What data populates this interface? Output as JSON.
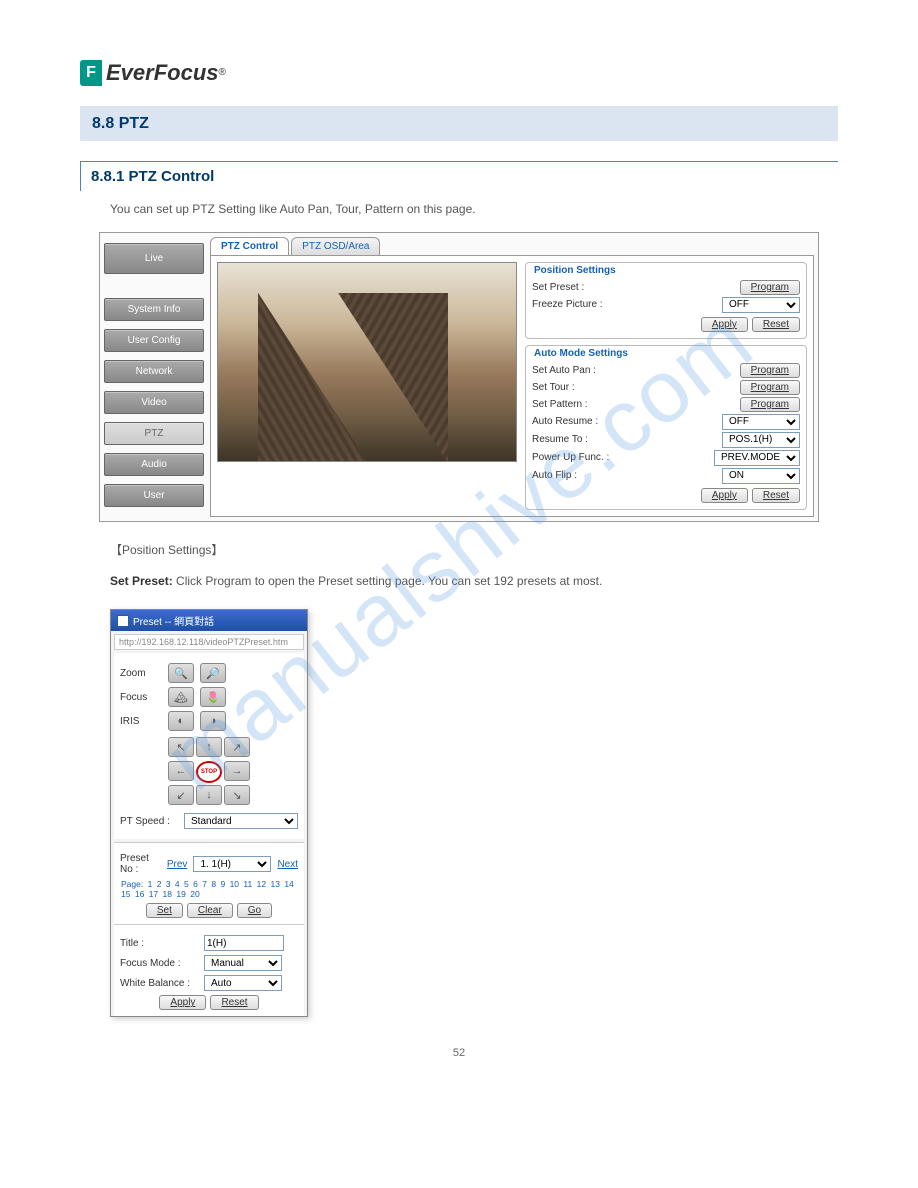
{
  "logo_text": "EverFocus",
  "logo_r": "®",
  "header": "8.8 PTZ",
  "section_title": "8.8.1 PTZ Control",
  "intro": "You can set up PTZ Setting like Auto Pan, Tour, Pattern on this page.",
  "watermark": "manualshive.com",
  "sidebar": [
    "Live",
    "System Info",
    "User Config",
    "Network",
    "Video",
    "PTZ",
    "Audio",
    "User"
  ],
  "tabs": [
    "PTZ Control",
    "PTZ OSD/Area"
  ],
  "position_settings": {
    "legend": "Position Settings",
    "set_preset": {
      "label": "Set Preset :",
      "btn": "Program"
    },
    "freeze": {
      "label": "Freeze Picture :",
      "value": "OFF"
    },
    "apply": "Apply",
    "reset": "Reset"
  },
  "auto_mode": {
    "legend": "Auto Mode Settings",
    "auto_pan": {
      "label": "Set Auto Pan :",
      "btn": "Program"
    },
    "set_tour": {
      "label": "Set Tour :",
      "btn": "Program"
    },
    "set_pattern": {
      "label": "Set Pattern :",
      "btn": "Program"
    },
    "auto_resume": {
      "label": "Auto Resume :",
      "value": "OFF"
    },
    "resume_to": {
      "label": "Resume To :",
      "value": "POS.1(H)"
    },
    "power_up": {
      "label": "Power Up Func. :",
      "value": "PREV.MODE"
    },
    "auto_flip": {
      "label": "Auto Flip :",
      "value": "ON"
    },
    "apply": "Apply",
    "reset": "Reset"
  },
  "pos_title": "【Position Settings】",
  "preset_explain_label": "Set Preset:",
  "preset_explain": "Click Program to open the Preset setting page. You can set 192 presets at most.",
  "popup": {
    "title": "Preset -- 網頁對話",
    "url": "http://192.168.12.118/videoPTZPreset.htm",
    "zoom": "Zoom",
    "focus": "Focus",
    "iris": "IRIS",
    "pt_speed_label": "PT Speed :",
    "pt_speed_value": "Standard",
    "preset_no_label": "Preset No :",
    "prev": "Prev",
    "preset_value": "1. 1(H)",
    "next": "Next",
    "page_label": "Page:",
    "pages": [
      "1",
      "2",
      "3",
      "4",
      "5",
      "6",
      "7",
      "8",
      "9",
      "10",
      "11",
      "12",
      "13",
      "14",
      "15",
      "16",
      "17",
      "18",
      "19",
      "20"
    ],
    "set": "Set",
    "clear": "Clear",
    "go": "Go",
    "title_label": "Title :",
    "title_value": "1(H)",
    "focus_mode_label": "Focus Mode :",
    "focus_mode_value": "Manual",
    "wb_label": "White Balance :",
    "wb_value": "Auto",
    "apply": "Apply",
    "reset": "Reset"
  },
  "page_num": "52"
}
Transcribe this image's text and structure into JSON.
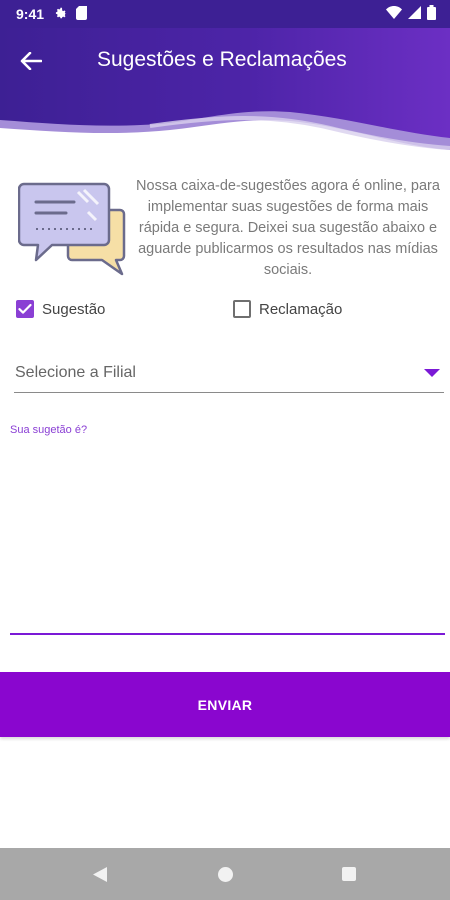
{
  "status_bar": {
    "time": "9:41",
    "icons": [
      "settings-icon",
      "sim-card-icon",
      "wifi-icon",
      "signal-icon",
      "battery-icon"
    ]
  },
  "header": {
    "title": "Sugestões e Reclamações",
    "back_icon": "arrow-left-icon",
    "colors": {
      "primary": "#3d2094",
      "accent": "#8a06cf"
    }
  },
  "intro": {
    "illustration": "chat-bubbles-icon",
    "text": "Nossa caixa-de-sugestões agora é online, para implementar suas sugestões de forma mais rápida e segura. Deixei sua sugestão abaixo e aguarde publicarmos os resultados nas mídias sociais."
  },
  "type_options": [
    {
      "label": "Sugestão",
      "checked": true
    },
    {
      "label": "Reclamação",
      "checked": false
    }
  ],
  "branch_select": {
    "value": "Selecione a Filial",
    "icon": "dropdown-arrow-icon"
  },
  "message_field": {
    "label": "Sua sugetão é?",
    "value": ""
  },
  "submit": {
    "label": "ENVIAR"
  },
  "nav_bar": {
    "buttons": [
      "back-triangle-icon",
      "home-circle-icon",
      "recents-square-icon"
    ]
  }
}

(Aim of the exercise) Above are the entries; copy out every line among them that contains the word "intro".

(Exercise answer)
  "intro": "You can set up PTZ Setting like Auto Pan, Tour, Pattern on this page.",
  "intro": {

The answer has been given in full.